According to insider accounts, many U.S. military officers, especially in the Army, view Secretary of Defense Donald Rumsfeld the way most Europeans do—as headstrong, abrasive and arrogant. Mr. Rumsfeld, in turn, appears to view many Army officers as unimaginative. But somehow, when it comes to planning war, their adversarial relationship seems to work. It produced a generally successful battle plan for Afghanistan, and despite the recent setbacks, it is working for Iraq.
Operation Iraqi Freedom has several distinguishing characteristics. First, despite much public sniping to the contrary (mostly by retired Army officers), it is a big operation, with about 250,000 Americans in theater to date, another 25,000 Brits and up to another 100,000 or more U.S. troops on the way. Second, the air war has wisely been highly discriminating, focusing on political and military leadership targets rather than civilian infrastructure or even most fielded forces, in an attempt to decapitate Saddam’s regime rather than take on the whole country. Third, the drive to Baghdad is not a classic armored assault. Major cities and many Iraqi army units are being bypassed; U.S. supply lines are not being guarded as forces race quickly to the capital. While this has had its downside, it has enabled U.S. forces to approach within 50 miles of Baghdad in less than a week’s time. Fourth, the war plan has made excellent use of special forces in seizing oil fields and infrastructure, potential weapons of mass destruction facilities and key facilities such as airfields in the country’s west and north.
These basic characteristics of the allied military strategy may seem obvious and inevitable. They weren’t. Over the last year, there was vigorous debate between Mr. Rumsfeld’s civilian team on the one hand and the uniformed military on the other. Mr.Rumsfeld’s instincts were to go with a small force and a daring, modern battle plan building on the model of Afghanistan. The military’s instincts, especially among Army officers, were to deploy a big enough sledgehammer to crush the entire Iraqi military with brute force. According to Bob Woodward, it took 20 drafts of the battle plan to reconcile these contradictory impulses and produce the final strategy.
In the end, each side got half of what it wanted, and the country got a good war plan. Operation Iraqi Freedom is being fought with the big force the U.S. military wanted and the creative concepts Mr. Rumsfeld desired.
Some now argue that the deployment of only 250,000 Americans reflects a victory for Mr. Rumsfeld, and an effective repudiation of the Powell doctrine’s insistence on overwhelming force that most military professionals still espouse. But, they forget where this debate stood a year ago. Back then, civilians at the Department of Defense were pushing war plans involving just 50,000 to 75,000 U.S. troops. They lost that debate.
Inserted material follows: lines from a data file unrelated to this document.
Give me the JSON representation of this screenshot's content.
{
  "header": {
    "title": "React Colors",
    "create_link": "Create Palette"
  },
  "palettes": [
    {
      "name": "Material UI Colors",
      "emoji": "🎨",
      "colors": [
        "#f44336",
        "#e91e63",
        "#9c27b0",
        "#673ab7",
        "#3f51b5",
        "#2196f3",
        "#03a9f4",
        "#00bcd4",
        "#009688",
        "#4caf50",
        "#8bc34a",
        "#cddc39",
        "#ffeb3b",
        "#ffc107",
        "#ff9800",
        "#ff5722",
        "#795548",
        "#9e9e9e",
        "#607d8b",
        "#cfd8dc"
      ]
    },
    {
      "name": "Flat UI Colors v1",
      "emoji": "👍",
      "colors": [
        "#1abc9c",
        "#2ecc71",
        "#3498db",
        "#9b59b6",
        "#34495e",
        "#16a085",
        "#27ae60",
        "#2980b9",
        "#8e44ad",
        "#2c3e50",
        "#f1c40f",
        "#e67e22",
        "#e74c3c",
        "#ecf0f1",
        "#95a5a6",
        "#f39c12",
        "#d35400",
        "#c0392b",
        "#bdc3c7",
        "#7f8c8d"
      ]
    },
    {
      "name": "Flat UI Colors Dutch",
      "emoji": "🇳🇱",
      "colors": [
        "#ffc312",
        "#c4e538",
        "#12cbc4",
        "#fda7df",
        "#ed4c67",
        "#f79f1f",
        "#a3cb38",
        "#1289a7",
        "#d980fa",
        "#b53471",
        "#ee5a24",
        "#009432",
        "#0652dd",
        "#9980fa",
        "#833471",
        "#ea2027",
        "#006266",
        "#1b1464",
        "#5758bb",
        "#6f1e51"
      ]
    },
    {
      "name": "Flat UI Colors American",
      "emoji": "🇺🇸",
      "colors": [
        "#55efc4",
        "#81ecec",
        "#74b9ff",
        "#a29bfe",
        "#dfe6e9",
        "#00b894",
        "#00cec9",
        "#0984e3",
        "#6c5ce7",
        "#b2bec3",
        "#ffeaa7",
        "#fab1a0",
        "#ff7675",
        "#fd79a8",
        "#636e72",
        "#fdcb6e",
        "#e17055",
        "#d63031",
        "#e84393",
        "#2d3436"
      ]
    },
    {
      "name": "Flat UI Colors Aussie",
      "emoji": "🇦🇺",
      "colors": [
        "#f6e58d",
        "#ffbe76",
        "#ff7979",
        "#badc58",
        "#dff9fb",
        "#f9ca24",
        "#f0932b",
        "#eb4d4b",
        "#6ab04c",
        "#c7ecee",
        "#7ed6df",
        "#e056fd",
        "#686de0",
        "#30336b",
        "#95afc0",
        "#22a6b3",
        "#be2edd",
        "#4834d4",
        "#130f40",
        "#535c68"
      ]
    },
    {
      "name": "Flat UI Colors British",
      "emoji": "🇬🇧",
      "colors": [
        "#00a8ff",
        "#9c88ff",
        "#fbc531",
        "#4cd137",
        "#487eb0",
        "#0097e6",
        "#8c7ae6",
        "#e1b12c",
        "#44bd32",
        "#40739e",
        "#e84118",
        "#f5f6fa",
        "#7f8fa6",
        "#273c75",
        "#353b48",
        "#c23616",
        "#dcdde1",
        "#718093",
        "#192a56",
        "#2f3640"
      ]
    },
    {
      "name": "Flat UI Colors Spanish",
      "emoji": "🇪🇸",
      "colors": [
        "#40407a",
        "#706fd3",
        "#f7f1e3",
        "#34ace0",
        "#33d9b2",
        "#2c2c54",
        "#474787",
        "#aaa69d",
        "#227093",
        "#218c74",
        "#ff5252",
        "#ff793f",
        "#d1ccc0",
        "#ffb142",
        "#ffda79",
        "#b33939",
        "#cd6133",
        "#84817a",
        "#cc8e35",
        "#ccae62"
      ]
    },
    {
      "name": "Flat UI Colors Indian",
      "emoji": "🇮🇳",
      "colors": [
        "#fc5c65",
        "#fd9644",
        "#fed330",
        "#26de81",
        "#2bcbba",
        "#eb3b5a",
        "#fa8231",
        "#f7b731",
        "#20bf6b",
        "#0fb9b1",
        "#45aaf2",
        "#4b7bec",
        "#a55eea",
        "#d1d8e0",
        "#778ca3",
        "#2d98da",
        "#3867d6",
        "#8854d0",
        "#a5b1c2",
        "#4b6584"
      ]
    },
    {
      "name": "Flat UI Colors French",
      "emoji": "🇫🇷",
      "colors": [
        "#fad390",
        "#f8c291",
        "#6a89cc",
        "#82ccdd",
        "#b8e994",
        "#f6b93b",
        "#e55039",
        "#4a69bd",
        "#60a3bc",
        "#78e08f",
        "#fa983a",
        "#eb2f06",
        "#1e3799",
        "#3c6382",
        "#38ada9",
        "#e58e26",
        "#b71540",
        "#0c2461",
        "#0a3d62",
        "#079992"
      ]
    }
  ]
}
In fact, our use of 250,000 Americans against 400,000 Iraqi troops actually gives us a more favorable force ratio than the United States possessed in Desert Storm (where we used 550,000 American troops against an Iraqi military of 1 million). Even though our deployed forces are not particularly armor-heavy, the expected fight for Baghdad places a greater premium on mobility, helicopters and infantry forces than on tanks alone, so there is nothing radical about using Marines and the 101st Air Assault Division for the coming battle. Finally, more armor is en route to Iraq just in case, including the 4th Mechanized Infantry Division and other units.
But, if the military won the debate over the size and character of the force, Mr. Rumsfeld appears to have provided much of the creative spark for the war’s tactics. Focusing the battle on elite Iraqi forces while trying to use a combination of carrots and sticks to induce the capitulation of the regular army, and even elements of the Republican Guard, is a very good idea given Saddam Hussein’s unpopularity within Iraq. Although the shock and awe idea is getting the headlines, it is an old-fashioned idea compared with Mr. Rumsfeld’s discriminating targeting strategy.
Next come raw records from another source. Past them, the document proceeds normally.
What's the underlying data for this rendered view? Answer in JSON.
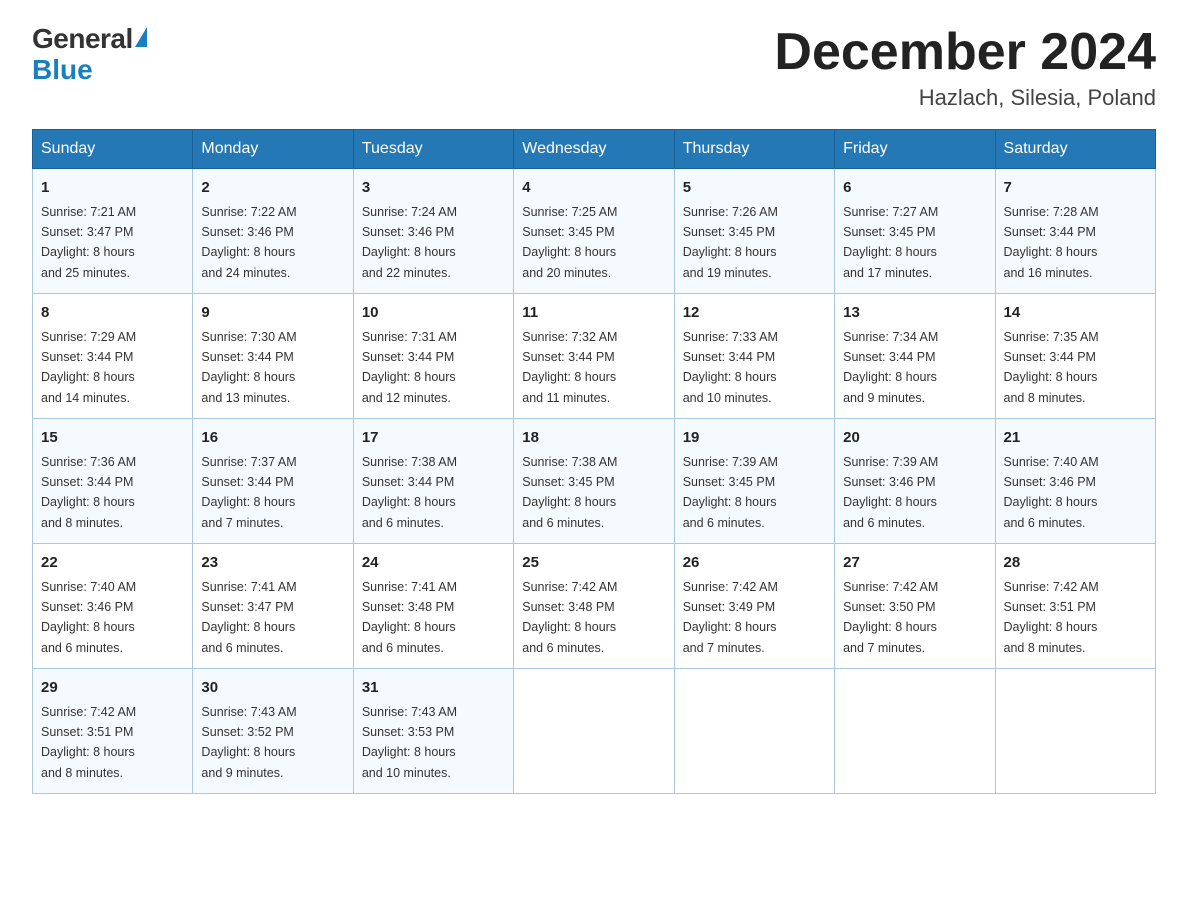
{
  "logo": {
    "general": "General",
    "blue": "Blue",
    "alt": "GeneralBlue logo"
  },
  "header": {
    "title": "December 2024",
    "subtitle": "Hazlach, Silesia, Poland"
  },
  "columns": [
    "Sunday",
    "Monday",
    "Tuesday",
    "Wednesday",
    "Thursday",
    "Friday",
    "Saturday"
  ],
  "weeks": [
    [
      {
        "day": "1",
        "sunrise": "7:21 AM",
        "sunset": "3:47 PM",
        "daylight": "8 hours and 25 minutes."
      },
      {
        "day": "2",
        "sunrise": "7:22 AM",
        "sunset": "3:46 PM",
        "daylight": "8 hours and 24 minutes."
      },
      {
        "day": "3",
        "sunrise": "7:24 AM",
        "sunset": "3:46 PM",
        "daylight": "8 hours and 22 minutes."
      },
      {
        "day": "4",
        "sunrise": "7:25 AM",
        "sunset": "3:45 PM",
        "daylight": "8 hours and 20 minutes."
      },
      {
        "day": "5",
        "sunrise": "7:26 AM",
        "sunset": "3:45 PM",
        "daylight": "8 hours and 19 minutes."
      },
      {
        "day": "6",
        "sunrise": "7:27 AM",
        "sunset": "3:45 PM",
        "daylight": "8 hours and 17 minutes."
      },
      {
        "day": "7",
        "sunrise": "7:28 AM",
        "sunset": "3:44 PM",
        "daylight": "8 hours and 16 minutes."
      }
    ],
    [
      {
        "day": "8",
        "sunrise": "7:29 AM",
        "sunset": "3:44 PM",
        "daylight": "8 hours and 14 minutes."
      },
      {
        "day": "9",
        "sunrise": "7:30 AM",
        "sunset": "3:44 PM",
        "daylight": "8 hours and 13 minutes."
      },
      {
        "day": "10",
        "sunrise": "7:31 AM",
        "sunset": "3:44 PM",
        "daylight": "8 hours and 12 minutes."
      },
      {
        "day": "11",
        "sunrise": "7:32 AM",
        "sunset": "3:44 PM",
        "daylight": "8 hours and 11 minutes."
      },
      {
        "day": "12",
        "sunrise": "7:33 AM",
        "sunset": "3:44 PM",
        "daylight": "8 hours and 10 minutes."
      },
      {
        "day": "13",
        "sunrise": "7:34 AM",
        "sunset": "3:44 PM",
        "daylight": "8 hours and 9 minutes."
      },
      {
        "day": "14",
        "sunrise": "7:35 AM",
        "sunset": "3:44 PM",
        "daylight": "8 hours and 8 minutes."
      }
    ],
    [
      {
        "day": "15",
        "sunrise": "7:36 AM",
        "sunset": "3:44 PM",
        "daylight": "8 hours and 8 minutes."
      },
      {
        "day": "16",
        "sunrise": "7:37 AM",
        "sunset": "3:44 PM",
        "daylight": "8 hours and 7 minutes."
      },
      {
        "day": "17",
        "sunrise": "7:38 AM",
        "sunset": "3:44 PM",
        "daylight": "8 hours and 6 minutes."
      },
      {
        "day": "18",
        "sunrise": "7:38 AM",
        "sunset": "3:45 PM",
        "daylight": "8 hours and 6 minutes."
      },
      {
        "day": "19",
        "sunrise": "7:39 AM",
        "sunset": "3:45 PM",
        "daylight": "8 hours and 6 minutes."
      },
      {
        "day": "20",
        "sunrise": "7:39 AM",
        "sunset": "3:46 PM",
        "daylight": "8 hours and 6 minutes."
      },
      {
        "day": "21",
        "sunrise": "7:40 AM",
        "sunset": "3:46 PM",
        "daylight": "8 hours and 6 minutes."
      }
    ],
    [
      {
        "day": "22",
        "sunrise": "7:40 AM",
        "sunset": "3:46 PM",
        "daylight": "8 hours and 6 minutes."
      },
      {
        "day": "23",
        "sunrise": "7:41 AM",
        "sunset": "3:47 PM",
        "daylight": "8 hours and 6 minutes."
      },
      {
        "day": "24",
        "sunrise": "7:41 AM",
        "sunset": "3:48 PM",
        "daylight": "8 hours and 6 minutes."
      },
      {
        "day": "25",
        "sunrise": "7:42 AM",
        "sunset": "3:48 PM",
        "daylight": "8 hours and 6 minutes."
      },
      {
        "day": "26",
        "sunrise": "7:42 AM",
        "sunset": "3:49 PM",
        "daylight": "8 hours and 7 minutes."
      },
      {
        "day": "27",
        "sunrise": "7:42 AM",
        "sunset": "3:50 PM",
        "daylight": "8 hours and 7 minutes."
      },
      {
        "day": "28",
        "sunrise": "7:42 AM",
        "sunset": "3:51 PM",
        "daylight": "8 hours and 8 minutes."
      }
    ],
    [
      {
        "day": "29",
        "sunrise": "7:42 AM",
        "sunset": "3:51 PM",
        "daylight": "8 hours and 8 minutes."
      },
      {
        "day": "30",
        "sunrise": "7:43 AM",
        "sunset": "3:52 PM",
        "daylight": "8 hours and 9 minutes."
      },
      {
        "day": "31",
        "sunrise": "7:43 AM",
        "sunset": "3:53 PM",
        "daylight": "8 hours and 10 minutes."
      },
      null,
      null,
      null,
      null
    ]
  ],
  "labels": {
    "sunrise": "Sunrise:",
    "sunset": "Sunset:",
    "daylight": "Daylight:"
  }
}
Admittedly, this plan for selective attacks has not produced the quick decapitation or collapse of the Iraqi regime that many hoped for. But it is still the right way to go. There is such a premium on avoiding civilian casualties in this war that an all-out air attack on Baghdad would be strategic folly.
There has been much recent discord over whether 250,000 U.S. troops are too few. Perhaps it is; indeed, virtually everyone agrees that we would have wanted the 4th Mechanized Infantry Division to be part of this campaign from the start. Alas, Turkey said no, and President Bush, tired of diplomacy, decided to start the war without waiting for the 4th to re-route itself through Kuwait. But, even if that was a mistake, its military consequences will be limited. While the coalition waits for sandstorms to subside and puts down resistance from Saddam’s Fedayeen irregulars in Basra and other southeastern cities, the 4th is gradually making its way to Kuwait, and the 101st is gradually making its way towards Baghdad. We should soon be in position to win this war decisively.